“‘There is but one way,’ said he, when he had heard their story, ’you must change your speech. Then the Red Men will no longer be able to deceive you so easily and slay so many of you.’
“The wild folk did as the Master of Life told them to do. They changed their language, and refused to speak any longer with the Red Men. But some of the Red Men’s words they have kept to this day, and that is why you hear us use them.”
One day Old John the Indian came down the trail to the farmhouse. He was on his way to town to sell some baskets. As Uncle Mark was going to town with the team, he invited him to ride. Since the town was several miles away, the old Indian gladly accepted the invitation, leaving Ke-ha-ga his old hound at the farmhouse.
In the afternoon little Luke was sitting on the fence when old Ke-ha-ga came over to him. Putting his front paws on top of the fence, he licked the little boy’s hand.
“Hello, Ke-ha-ga,” said little Luke, “so you have come out to see me, have you?

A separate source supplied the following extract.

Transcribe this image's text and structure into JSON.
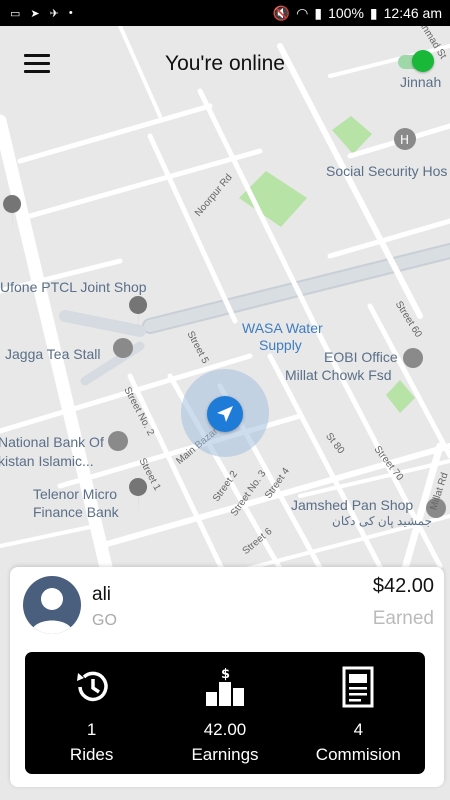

Can’t you tell me a story?” he added as he gently patted the old hound’s head.
“What kind of a story do you want?” asked the old dog.
“Oh, most any kind will do,” said the boy. “Tell me a story about some dog of the olden, days,—the days before the white men came to this country.”
“Very well,” said Ke-ha-ga, “I’ll tell you a legend that my grandfather told to me when I was a puppy.” And he began the following tale.
“Many winters ago there was a wise dog whose name was Sun-ka. He lived with an old Indian woman. Now Sun-ka was a good hunter, and often brought home to the lodge rabbits and other small animals which he had hunted and caught by himself.
“But his mistress was a bad, greedy old woman. She took all the game which he brought, and used it for herself. What she could not eat at once, she dried and put away for another time. To Sun-ka she gave only the bones and other poor scraps, so that most of the time he was half starved.
“At last there came a season when game was very scarce. The old woman, it is true, had plenty of dried meat in her wigwam, but she gave none of it to Sun-ka. He almost died of starvation.
“At last he said to himself, ’Why should that old woman have plenty to eat, and I scarcely anything at all? Most of the meat which she has hidden in her lodge, I caught for her myself. It is as much mine as it is hers. Since she will not give me my share of it, I’ll just take it without asking her.’
“But the old woman was very watchful. When Sun-ka tried to get the meat, she beat him over the head with a club until he ran away yelping with pain.
“The next morning one of his dog friends came to visit him. ’Good morning, Sun-ka,’ said he, but Sun-ka made no reply. Indeed, his head was so swelled from the blows he had received, that he could hardly open his mouth.